National and state context
- In Wisconsin, the hospitalization rate of those age 0-17 with COVID-19 has continued to slowly decrease after a spike in September.
- According to the latest data from the CDC, last week, some states continued to see a plateauing or decreasing COVID-19 hospitalization rate in those 0-17 years old. However, almost half of the states saw the hospitalization rate beginning to increase once again.
|State||COVID-19 hospitalization rate age 0-17
(As of Oct. 12)
|Previous highest hospitalization rate age 0-17|
|Wisconsin||.34||.61 on Sept. 25, 2021|
|Florida||.34||1.61 on Aug. 30, 2021|
|Georgia||.17||2.23 on Aug. 13, 2021|
|Idaho||.29||.8 on Sept. 28, 2021|
|Illinois||.09||.31 on Nov. 11, 2020|
|Iowa||.37||.83 on Nov. 20, 2020|
|Louisiana||.18||1.2 on Aug. 15, 2021|
|Minnesota||.20||.42 on Dec. 11, 2020|
|Montana||.56||3.31 on Oct. 2, 2020|
|Ohio||.63||1.01 on Sept. 21, 2021|
|Tennessee||.44||1.12 on Sept. 5, 2021|
|Texas||.30||.92 on Sept. 4, 2021|
Current hospitalization rates are an average of how many kids, age 0-17, out of 100,000 are hospitalized. For example, on Sept. 25, an average of .61 children out of 100,000 were hospitalized in Wisconsin with COVID-19, though many of those kids were hospitalized for other reasons. To see more of this data, please visit the COVID-19 Data Tracker from the Centers for Disease Control and Prevention.

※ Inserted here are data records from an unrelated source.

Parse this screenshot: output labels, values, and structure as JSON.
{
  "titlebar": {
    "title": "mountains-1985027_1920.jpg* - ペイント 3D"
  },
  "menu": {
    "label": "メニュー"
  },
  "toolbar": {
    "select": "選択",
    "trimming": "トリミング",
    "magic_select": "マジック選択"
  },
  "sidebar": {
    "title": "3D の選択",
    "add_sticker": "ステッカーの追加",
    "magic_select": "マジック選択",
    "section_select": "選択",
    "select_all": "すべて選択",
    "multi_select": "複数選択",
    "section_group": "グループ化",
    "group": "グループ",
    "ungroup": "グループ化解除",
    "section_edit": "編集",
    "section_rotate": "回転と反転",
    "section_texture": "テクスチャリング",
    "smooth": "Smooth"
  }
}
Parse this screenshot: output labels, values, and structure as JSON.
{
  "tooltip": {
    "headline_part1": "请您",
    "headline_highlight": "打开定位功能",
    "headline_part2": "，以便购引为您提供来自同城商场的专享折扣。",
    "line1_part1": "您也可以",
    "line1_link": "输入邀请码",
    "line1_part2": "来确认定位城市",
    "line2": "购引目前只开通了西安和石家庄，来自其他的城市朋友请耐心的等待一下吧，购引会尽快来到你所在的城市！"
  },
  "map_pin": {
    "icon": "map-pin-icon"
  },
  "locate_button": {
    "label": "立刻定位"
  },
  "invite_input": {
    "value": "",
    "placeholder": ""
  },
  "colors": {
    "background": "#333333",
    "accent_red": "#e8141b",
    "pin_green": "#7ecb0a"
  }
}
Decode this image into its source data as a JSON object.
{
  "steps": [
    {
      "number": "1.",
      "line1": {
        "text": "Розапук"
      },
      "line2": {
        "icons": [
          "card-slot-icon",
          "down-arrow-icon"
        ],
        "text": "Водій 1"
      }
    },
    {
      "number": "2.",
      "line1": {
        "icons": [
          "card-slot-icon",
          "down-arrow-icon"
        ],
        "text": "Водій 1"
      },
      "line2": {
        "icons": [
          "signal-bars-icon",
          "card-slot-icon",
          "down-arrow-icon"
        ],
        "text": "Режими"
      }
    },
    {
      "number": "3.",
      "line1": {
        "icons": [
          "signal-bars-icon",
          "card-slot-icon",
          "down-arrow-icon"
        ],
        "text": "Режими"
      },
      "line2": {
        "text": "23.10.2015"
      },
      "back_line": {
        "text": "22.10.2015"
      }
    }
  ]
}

For more information and data specific to pediatric cases of COVID-19, visit the Centers for Disease Control and Prevention’s website.